AIM OF THE EXERCISE
The records that follow need to be printed exactly. Leave out each image.
(Beginning of MATERIAL SHOWN)
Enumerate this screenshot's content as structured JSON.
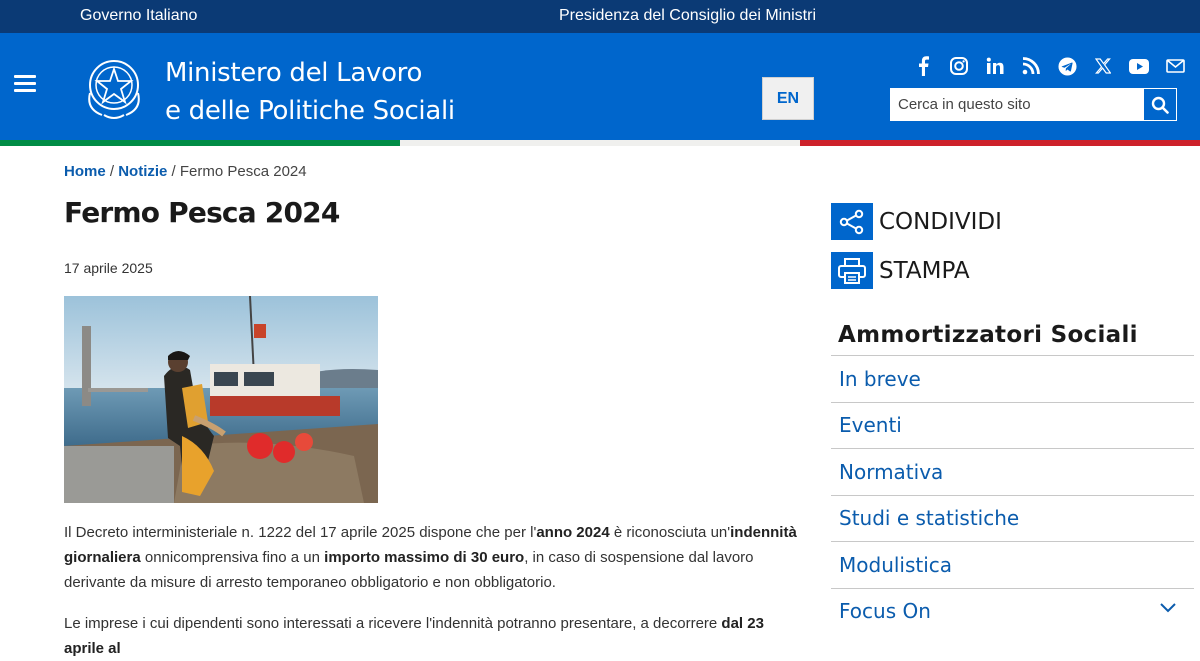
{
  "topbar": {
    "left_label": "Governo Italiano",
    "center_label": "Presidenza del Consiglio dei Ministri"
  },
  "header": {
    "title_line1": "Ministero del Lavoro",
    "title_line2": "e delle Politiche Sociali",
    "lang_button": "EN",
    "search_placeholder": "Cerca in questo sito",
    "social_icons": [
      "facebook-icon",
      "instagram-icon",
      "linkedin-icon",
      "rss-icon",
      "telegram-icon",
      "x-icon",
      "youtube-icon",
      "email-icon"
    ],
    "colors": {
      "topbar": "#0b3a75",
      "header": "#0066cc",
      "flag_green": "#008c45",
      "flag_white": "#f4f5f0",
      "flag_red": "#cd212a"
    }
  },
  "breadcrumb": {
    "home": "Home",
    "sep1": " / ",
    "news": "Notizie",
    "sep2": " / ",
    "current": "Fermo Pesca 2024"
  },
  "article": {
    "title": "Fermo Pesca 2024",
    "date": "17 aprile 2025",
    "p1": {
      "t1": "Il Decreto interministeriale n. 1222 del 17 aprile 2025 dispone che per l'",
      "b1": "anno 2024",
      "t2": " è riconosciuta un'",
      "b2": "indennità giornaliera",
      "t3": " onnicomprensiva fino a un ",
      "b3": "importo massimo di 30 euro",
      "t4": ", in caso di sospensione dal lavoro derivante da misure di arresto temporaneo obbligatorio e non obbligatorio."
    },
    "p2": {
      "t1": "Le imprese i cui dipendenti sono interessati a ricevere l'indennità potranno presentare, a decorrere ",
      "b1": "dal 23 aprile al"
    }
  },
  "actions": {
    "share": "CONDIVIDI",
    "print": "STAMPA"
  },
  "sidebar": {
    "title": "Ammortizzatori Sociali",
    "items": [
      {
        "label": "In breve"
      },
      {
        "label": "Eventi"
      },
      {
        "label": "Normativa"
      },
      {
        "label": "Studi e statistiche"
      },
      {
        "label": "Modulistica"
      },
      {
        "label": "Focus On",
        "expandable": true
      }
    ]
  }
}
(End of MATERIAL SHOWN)
RESULT
Enumerate this screenshot's content as structured JSON.
{
  "topbar": {
    "left_label": "Governo Italiano",
    "center_label": "Presidenza del Consiglio dei Ministri"
  },
  "header": {
    "title_line1": "Ministero del Lavoro",
    "title_line2": "e delle Politiche Sociali",
    "lang_button": "EN",
    "search_placeholder": "Cerca in questo sito",
    "social_icons": [
      "facebook-icon",
      "instagram-icon",
      "linkedin-icon",
      "rss-icon",
      "telegram-icon",
      "x-icon",
      "youtube-icon",
      "email-icon"
    ],
    "colors": {
      "topbar": "#0b3a75",
      "header": "#0066cc",
      "flag_green": "#008c45",
      "flag_white": "#f4f5f0",
      "flag_red": "#cd212a"
    }
  },
  "breadcrumb": {
    "home": "Home",
    "sep1": " / ",
    "news": "Notizie",
    "sep2": " / ",
    "current": "Fermo Pesca 2024"
  },
  "article": {
    "title": "Fermo Pesca 2024",
    "date": "17 aprile 2025",
    "p1": {
      "t1": "Il Decreto interministeriale n. 1222 del 17 aprile 2025 dispone che per l'",
      "b1": "anno 2024",
      "t2": " è riconosciuta un'",
      "b2": "indennità giornaliera",
      "t3": " onnicomprensiva fino a un ",
      "b3": "importo massimo di 30 euro",
      "t4": ", in caso di sospensione dal lavoro derivante da misure di arresto temporaneo obbligatorio e non obbligatorio."
    },
    "p2": {
      "t1": "Le imprese i cui dipendenti sono interessati a ricevere l'indennità potranno presentare, a decorrere ",
      "b1": "dal 23 aprile al"
    }
  },
  "actions": {
    "share": "CONDIVIDI",
    "print": "STAMPA"
  },
  "sidebar": {
    "title": "Ammortizzatori Sociali",
    "items": [
      {
        "label": "In breve"
      },
      {
        "label": "Eventi"
      },
      {
        "label": "Normativa"
      },
      {
        "label": "Studi e statistiche"
      },
      {
        "label": "Modulistica"
      },
      {
        "label": "Focus On",
        "expandable": true
      }
    ]
  }
}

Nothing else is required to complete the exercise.